Meanwhile, Minister of Natural Resources Raphael Trotman told the managers and the media at the AGM camp site last week Wednesday that Government “is going to start examining the gold sector primarily to see whether the value or volume of concessions, given to companies like Aurora Gold Mines, is in keeping with a rate of return that is commensurate with what Government is offering. To whom much is given much is expected”
Trotman was accompanied by Minister in the Ministry of Finance Jaipaul Sharma. Sharma is also Chairman of the Economic Services Committee of Parliament which is currently running a number of advertisements in relation to hearings on the issue.
“His visit here, Trotman said of Sharma, “is not just sight-seeing but to be able to frame and put everything into context when he starts those hearings.”
When people read about concessions given to companies, Trotman said, “every country in the world that wishes to attract a certain level of investment, not just any investment but the best that gives the best, that has a high sense of social and civic consciousness and which pays their taxes, that is the type of company we want to attract.”
It was easy for the media to criticise, he said, “but they must understand what it is to carve a rock, to be able to maintain a camp deep in the jungle and to deal with the elements. You have to actually come and experience it yourself. You have to understand why concessions are given, why targets are not met, or, not surpassed.”
During the ministers’ visit to the mining operations, the senior managers of Guyana Goldfields sought to refute reports that the company was not giving back to the country compared to the concessions granted to it.

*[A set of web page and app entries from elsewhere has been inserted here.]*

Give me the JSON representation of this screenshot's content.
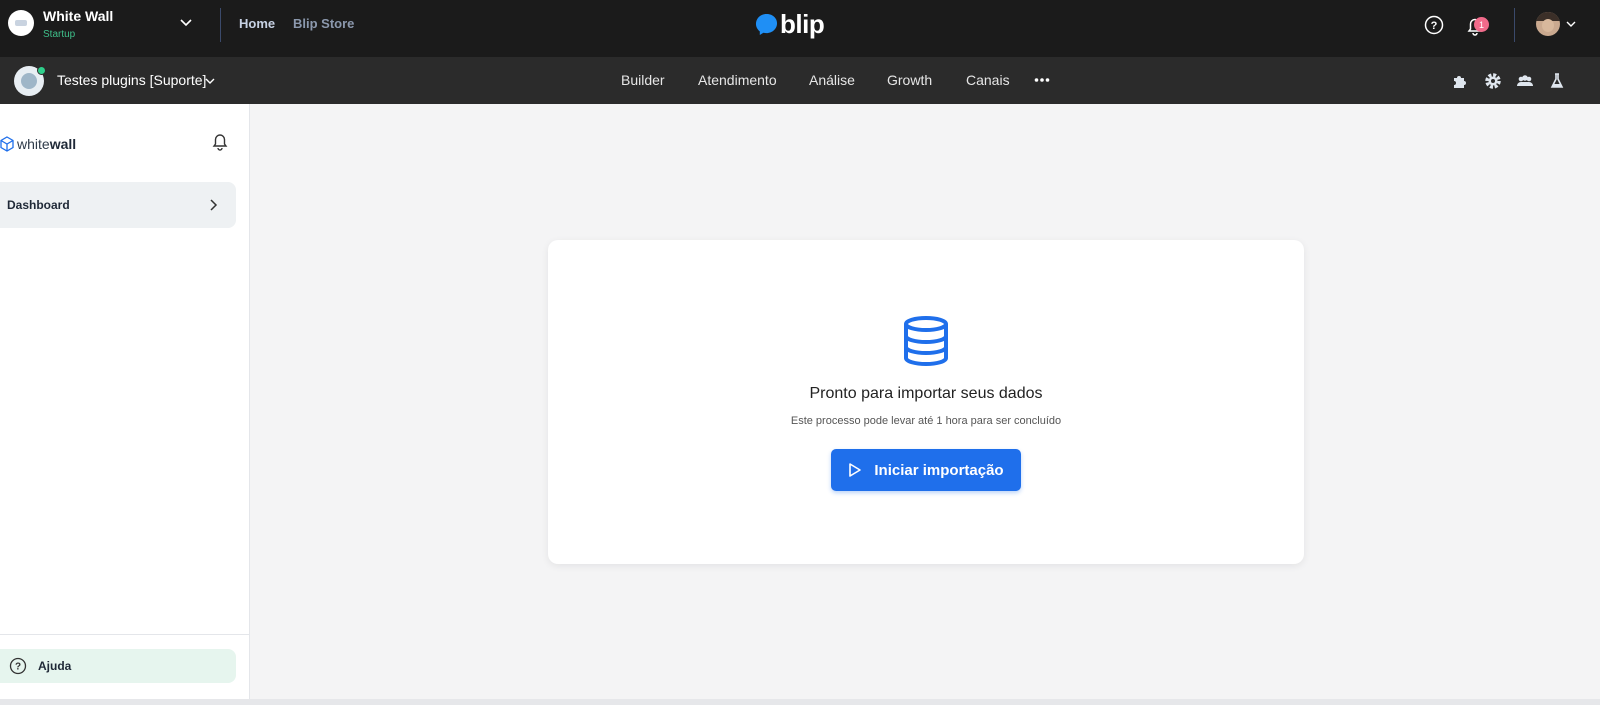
{
  "org": {
    "name": "White Wall",
    "plan": "Startup"
  },
  "topnav": {
    "home": "Home",
    "store": "Blip Store"
  },
  "brand": {
    "name": "blip",
    "color": "#1f8ff5"
  },
  "notifications": {
    "count": "1"
  },
  "bot": {
    "name": "Testes plugins [Suporte]"
  },
  "subnav": [
    "Builder",
    "Atendimento",
    "Análise",
    "Growth",
    "Canais"
  ],
  "sidebar": {
    "logo_thin": "white",
    "logo_bold": "wall",
    "dashboard": "Dashboard",
    "help": "Ajuda"
  },
  "main": {
    "title": "Pronto para importar seus dados",
    "subtitle": "Este processo pode levar até 1 hora para ser concluído",
    "button": "Iniciar importação",
    "accent": "#1f6feb"
  },
  "icons": {
    "tools": [
      "puzzle-icon",
      "gear-icon",
      "users-icon",
      "flask-icon"
    ]
  }
}
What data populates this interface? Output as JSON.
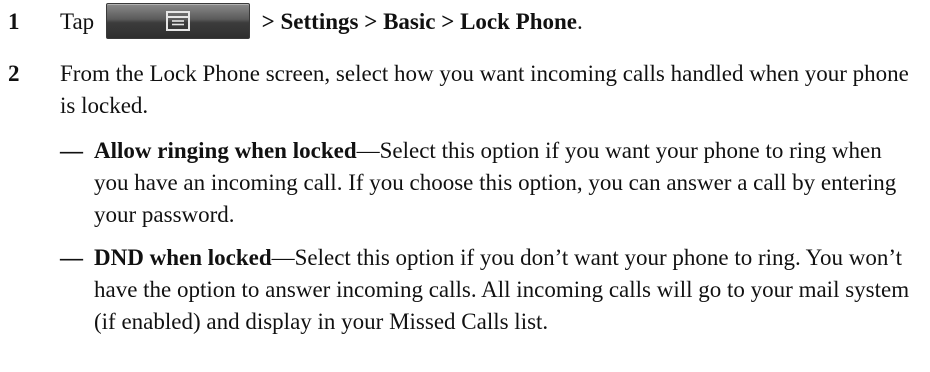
{
  "steps": [
    {
      "number": "1",
      "prefix": "Tap",
      "button_icon": "menu-icon",
      "path": "> Settings > Basic > Lock Phone",
      "suffix": "."
    },
    {
      "number": "2",
      "text": "From the Lock Phone screen, select how you want incoming calls handled when your phone is locked."
    }
  ],
  "options": [
    {
      "bullet": "—",
      "title": "Allow ringing when locked",
      "text": "—Select this option if you want your phone to ring when you have an incoming call. If you choose this option, you can answer a call by entering your password."
    },
    {
      "bullet": "—",
      "title": "DND when locked",
      "text": "—Select this option if you don’t want your phone to ring. You won’t have the option to answer incoming calls. All incoming calls will go to your mail system (if enabled) and display in your Missed Calls list."
    }
  ]
}
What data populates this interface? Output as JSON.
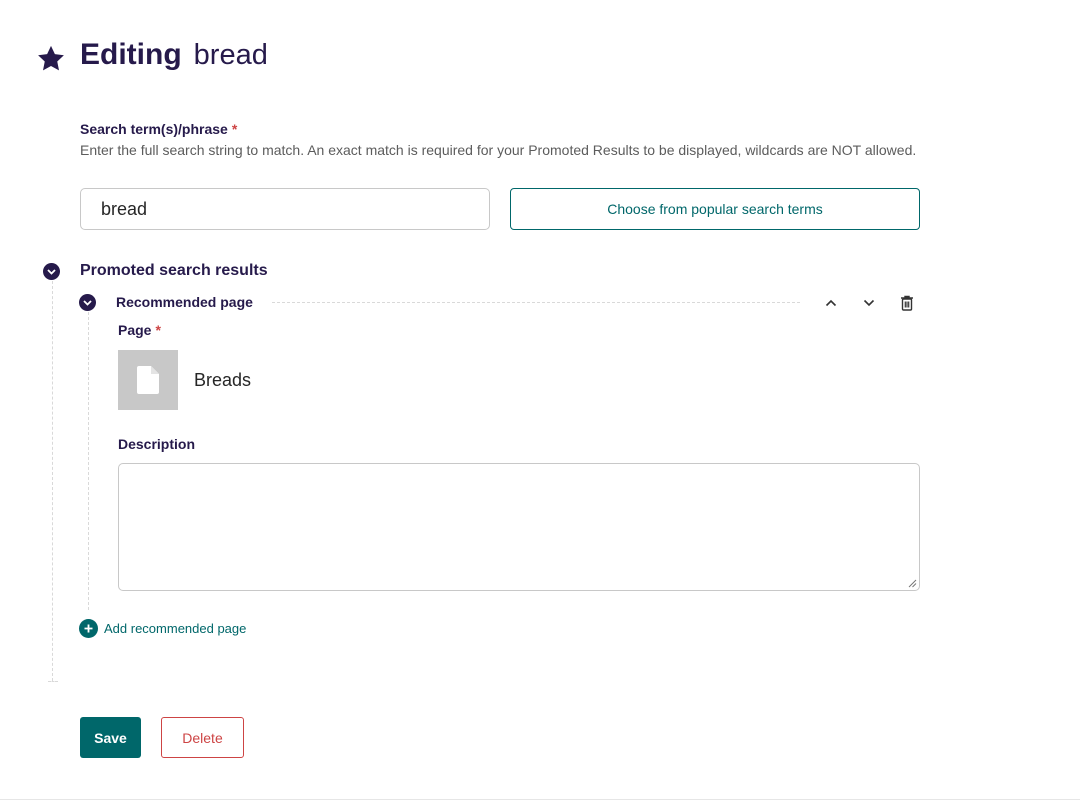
{
  "header": {
    "title_action": "Editing",
    "title_subject": "bread",
    "icon": "star-icon"
  },
  "search_term": {
    "label": "Search term(s)/phrase",
    "required_marker": "*",
    "help_text": "Enter the full search string to match. An exact match is required for your Promoted Results to be displayed, wildcards are NOT allowed.",
    "value": "bread",
    "choose_button_label": "Choose from popular search terms"
  },
  "promoted_results": {
    "section_title": "Promoted search results",
    "block": {
      "title": "Recommended page",
      "page_label": "Page",
      "page_required_marker": "*",
      "page_title": "Breads",
      "description_label": "Description",
      "description_value": ""
    },
    "add_label": "Add recommended page"
  },
  "actions": {
    "save_label": "Save",
    "delete_label": "Delete"
  },
  "colors": {
    "primary": "#261a4b",
    "teal": "#00676a",
    "danger": "#cd4444"
  }
}
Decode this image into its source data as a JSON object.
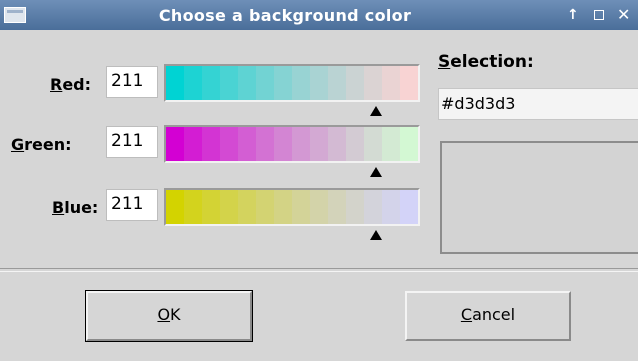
{
  "window": {
    "title": "Choose a background color",
    "icon": "window-icon",
    "controls": [
      "up-arrow-icon",
      "maximize-icon",
      "close-icon"
    ]
  },
  "channels": {
    "red": {
      "label_mnemonic": "R",
      "label_rest": "ed:",
      "value": "211",
      "gradient": [
        "#00d3d3",
        "#1dd3d3",
        "#34d3d3",
        "#4ad3d3",
        "#5ed3d3",
        "#72d3d3",
        "#85d3d3",
        "#98d3d3",
        "#a9d3d3",
        "#bad3d3",
        "#cbd3d3",
        "#dbd3d3",
        "#ead3d3",
        "#f8d3d3"
      ],
      "marker_fraction": 0.827
    },
    "green": {
      "label_mnemonic": "G",
      "label_rest": "reen:",
      "value": "211",
      "gradient": [
        "#d300d3",
        "#d31dd3",
        "#d334d3",
        "#d34ad3",
        "#d35ed3",
        "#d372d3",
        "#d385d3",
        "#d398d3",
        "#d3a9d3",
        "#d3bad3",
        "#d3cbd3",
        "#d3dbd3",
        "#d3ead3",
        "#d3f8d3"
      ],
      "marker_fraction": 0.827
    },
    "blue": {
      "label_mnemonic": "B",
      "label_rest": "lue:",
      "value": "211",
      "gradient": [
        "#d3d300",
        "#d3d31d",
        "#d3d334",
        "#d3d34a",
        "#d3d35e",
        "#d3d372",
        "#d3d385",
        "#d3d398",
        "#d3d3a9",
        "#d3d3ba",
        "#d3d3cb",
        "#d3d3db",
        "#d3d3ea",
        "#d3d3f8"
      ],
      "marker_fraction": 0.827
    }
  },
  "selection": {
    "label_mnemonic": "S",
    "label_rest": "election:",
    "value": "#d3d3d3",
    "swatch_color": "#d3d3d3"
  },
  "buttons": {
    "ok": {
      "mnemonic": "O",
      "rest": "K"
    },
    "cancel": {
      "mnemonic": "C",
      "rest": "ancel"
    }
  }
}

On local content in relation to manpower, administrative manager Peter Benny said that of AGM’s 810 employees, over 600 were Guyanese. “AGM has 32 expatriates on site and they include nationals of the Caribbean, North America and South America.” Of the 25 senior managers at AGM, 16 are Guyanese. He said, “We expect that in the next couple of months the number will increase to about 1,000 as we expand the mines for stripping and mining. There will probably be another 160 to 170 employees.”
Expatriates were few, he said, because AGM has benefitted from the training given to ex-Omai Gold Mines employees who are now working there.
On the trucks that Guyana Goldfields brought into Guyana on concessionary terms and which were the subject of a recent media report, Benny said, “Every time we buy a new truck, we have to hire three people. If we buy 50 trucks we have to employ 150 people.”Apart from major machinery and equipment which had/have to be imported, he said, AGM has over 650 constant suppliers of goods and services that include large medium and small businesses. The more well-known are Toolsie Persaud Ltd, Gafoors, Rubis, JAPARTS, MACORP,
Farfan and Mendes and Cevon’s Waste Management.
Corporate Responsibility Officer Leon Roberts said that small suppliers from its exploration days have grown along with the company simply by supplying it with foodstuff. Ninety eight percent of fruits, vegetables, meat and other foodstuff are bought locally. Global Seafoods Distributors, he said, was one such company. Its first order was from Guyana Goldfields, the owners of AGM. AGM has been supporting small/medium enterprises through training programmes aimed at customer support and “enabling them to grow beyond our company,” Roberts said.
At present, he said, AGM “is the biggest supporter of the mining and geology programme at the University of Guyana with students being allowed to get a first-hand look at a mining operation that is world class in terms of safety, orderliness and cleanliness.
Apart from also partnering with every government-run technical institute in the country, he said, they have enabled students from the Carnegie School of Home Economics to do catering attachments. “We ended up hiring them.”
He said the eight percent royalty that AGM paid Government last year was US$23 million from 160,000 ounces of gold and that figure is expected to be higher with its projected target of 200,000 ounces this year.
Income taxes from employees are significant and they have paid to NIS, he said, almost US$15 million for employees. “We pay all withholding taxes and soon we will start paying other taxes from which we are now exempt.”
He added, “It is not fair to call our names in the way it has been called”.